Molloy MA, Cary MP, Brennan-Cook J, et al. Home Healthc Now. 2018;36:225-231.
Patient utilization of home care is expected to increase with advances in medical care and health technologies. This commentary presents simulation as a promising tool to develop and assess home care staff skills to improve transitions from acute care to home health care.
An elderly man with a history of giant cell arteritis (GCA) presented to the rheumatology clinic with recurrent headaches one month after stopping steroids. A blood test revealed that his C-reactive protein was elevated, suggesting increased inflammation and a flare of his GCA. However, his rheumatologist was out of town and did not receive the test result. Although the covering physician saw the result, she relayed just the patient's last name without the medical record number.
Zuccotti G, Samal L, Maloney FL, et al. Ann Intern Med. 2018;168:820-821.
Failure to follow up abnormal test results can lead to a delayed or missed diagnosis. Using data from a single institution, researchers observed that while more than 99% of abnormal mammograms received appropriate follow-up, only 91% of abnormal Papanicolaou (Pap) smears did. They suggest that improving workflow processes and ensuring appropriate use of health information technology can help optimize test result follow-up.
Clarity C, Sarkar U, Lee J, et al. Jt Comm J Qual Patient Saf. 2017;43:517-523.

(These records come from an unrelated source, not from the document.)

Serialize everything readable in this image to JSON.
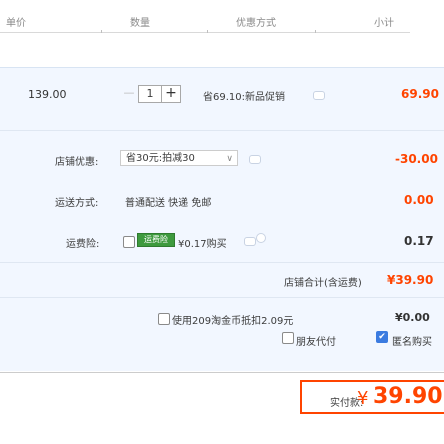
{
  "header": {
    "unit_price": "单价",
    "quantity": "数量",
    "promotion": "优惠方式",
    "subtotal": "小计"
  },
  "item": {
    "price": "139.00",
    "quantity": "1",
    "minus": "—",
    "plus": "+",
    "promotion": "省69.10:新品促销",
    "subtotal": "69.90"
  },
  "store_discount": {
    "label": "店铺优惠:",
    "selected": "省30元:拍减30",
    "value": "-30.00"
  },
  "shipping": {
    "label": "运送方式:",
    "value_text": "普通配送 快递 免邮",
    "value": "0.00"
  },
  "insurance": {
    "label": "运费险:",
    "badge": "运费险",
    "text": "¥0.17购买",
    "value": "0.17"
  },
  "store_total": {
    "label": "店铺合计(含运费)",
    "value": "¥39.90"
  },
  "points": {
    "text": "使用209淘金币抵扣2.09元",
    "value": "¥0.00"
  },
  "options": {
    "friend_pay": "朋友代付",
    "anonymous": "匿名购买",
    "anonymous_checked": true
  },
  "payment": {
    "label": "实付款:",
    "currency": "¥",
    "amount": "39.90"
  },
  "colors": {
    "accent": "#ff4400",
    "panel": "#f2f7ff",
    "badge": "#3e9a3e"
  }
}
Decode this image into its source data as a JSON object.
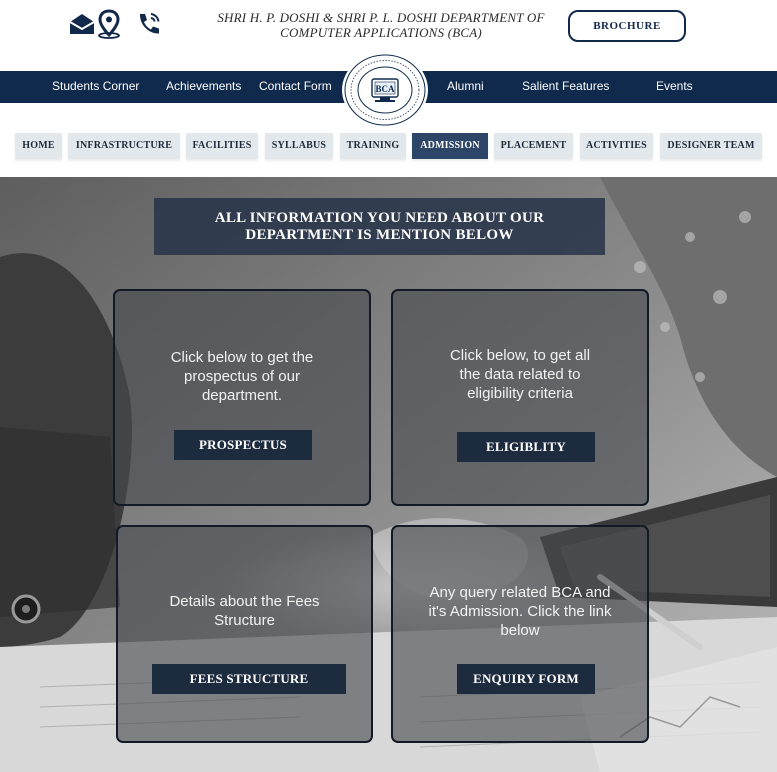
{
  "header": {
    "title_line1": "SHRI H. P. DOSHI & SHRI P. L. DOSHI  DEPARTMENT OF",
    "title_line2": "COMPUTER APPLICATIONS (BCA)",
    "brochure_label": "BROCHURE",
    "icons": [
      "mail-icon",
      "location-pin-icon",
      "phone-icon"
    ]
  },
  "logo": {
    "emblem_text": "BCA",
    "ring_text": "SHRI H. P. DOSHI & SHRI P. L. DOSHI DEPARTMENT OF COMPUTER APPLICATIONS"
  },
  "main_nav": {
    "items": [
      "Students Corner",
      "Achievements",
      "Contact Form",
      "Alumni",
      "Salient Features",
      "Events"
    ]
  },
  "sub_nav": {
    "items": [
      "HOME",
      "INFRASTRUCTURE",
      "FACILITIES",
      "SYLLABUS",
      "TRAINING",
      "ADMISSION",
      "PLACEMENT",
      "ACTIVITIES",
      "DESIGNER TEAM"
    ],
    "active": "ADMISSION"
  },
  "hero": {
    "banner_line1": "ALL INFORMATION YOU NEED ABOUT OUR",
    "banner_line2": "DEPARTMENT IS MENTION BELOW"
  },
  "cards": [
    {
      "text_lines": [
        "Click below to get the",
        "prospectus of our",
        "department."
      ],
      "button": "PROSPECTUS"
    },
    {
      "text_lines": [
        "Click below, to get all",
        "the data related to",
        "eligibility criteria"
      ],
      "button": "ELIGIBLITY"
    },
    {
      "text_lines": [
        "Details about the Fees",
        "Structure"
      ],
      "button": "FEES STRUCTURE"
    },
    {
      "text_lines": [
        "Any query related BCA and",
        "it's Admission. Click the link",
        "below"
      ],
      "button": "ENQUIRY FORM"
    }
  ],
  "colors": {
    "navy": "#0f2a4d",
    "active_pill": "#2d4566",
    "pill": "#e3e8ec",
    "card_button": "#1d2b3e"
  }
}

Poor test result management can lead to missed or delayed diagnosis. This qualitative study of clinicians involved in test result management found that lack of clear responsibility for test results, inability to track result follow-up via technology, and absence of standardized workflow and expectations impede timely test result notification and follow-up. The authors recommend employing both workflow and technology solutions to address this safety gap.
Abebe E, Stone JA, Lester CA, et al. J Patient Saf. 2021;17:405-411.
Handoffs present a significant patient safety hazard across multiple health care settings. Interruptions and distractions, which can interfere with handoff communication, are prevalent in pharmacy environments. This cross-sectional survey of community pharmacies found that virtually none of the pharmacists had received training in how to hand off information. A significant proportion of responses indicated that pharmacy information technology systems do not support handoff communication. Respondents reported that handoffs are frequently inadequate or inaccurate. The authors conclude that interventions are needed to enhance the quality of handoff communication in community pharmacy settings to prevent dispensing errors.
Meyer AND, Murphy DR, Al-Mutairi A, et al. J Gen Intern Med. 2017;32.
Trigger tools facilitate identification of adverse events. In this retrospective medical record review study, investigators found that an automated trigger successfully identified delayed follow-up of laboratory thyroid testing among patients with hypothyroidism, with a positive predictive value of 60%. The authors suggest that this trigger approach could be used to detect and ameliorate follow-up delays in real time.
After a motor vehicle collision, a patient with headaches and difficulty concentrating visited the internal medicine clinic. The covering resident diagnosed postconcussive syndrome and prescribed amitriptyline. The patient returned several days later with persistent symptoms. She saw a different resident, who ordered an MRI and referred her to neurology but mistakenly made the referral to the neuromuscular, rather than headache, clinic. With continued severe headaches, the patient returned a third time and saw her primary resident provider, who referred her to the correct neurology clinic.
Smith K. Pediatr Clin North Am. 2014;61:671-679.
Highlighting how the disconnect between hospital medicine programs and primary care practices introduces challenges to ensuring continuity of care and information transfer, this commentary relates strategies for strengthening communication and partnership between hospitalists and primary care providers to augment these handoffs.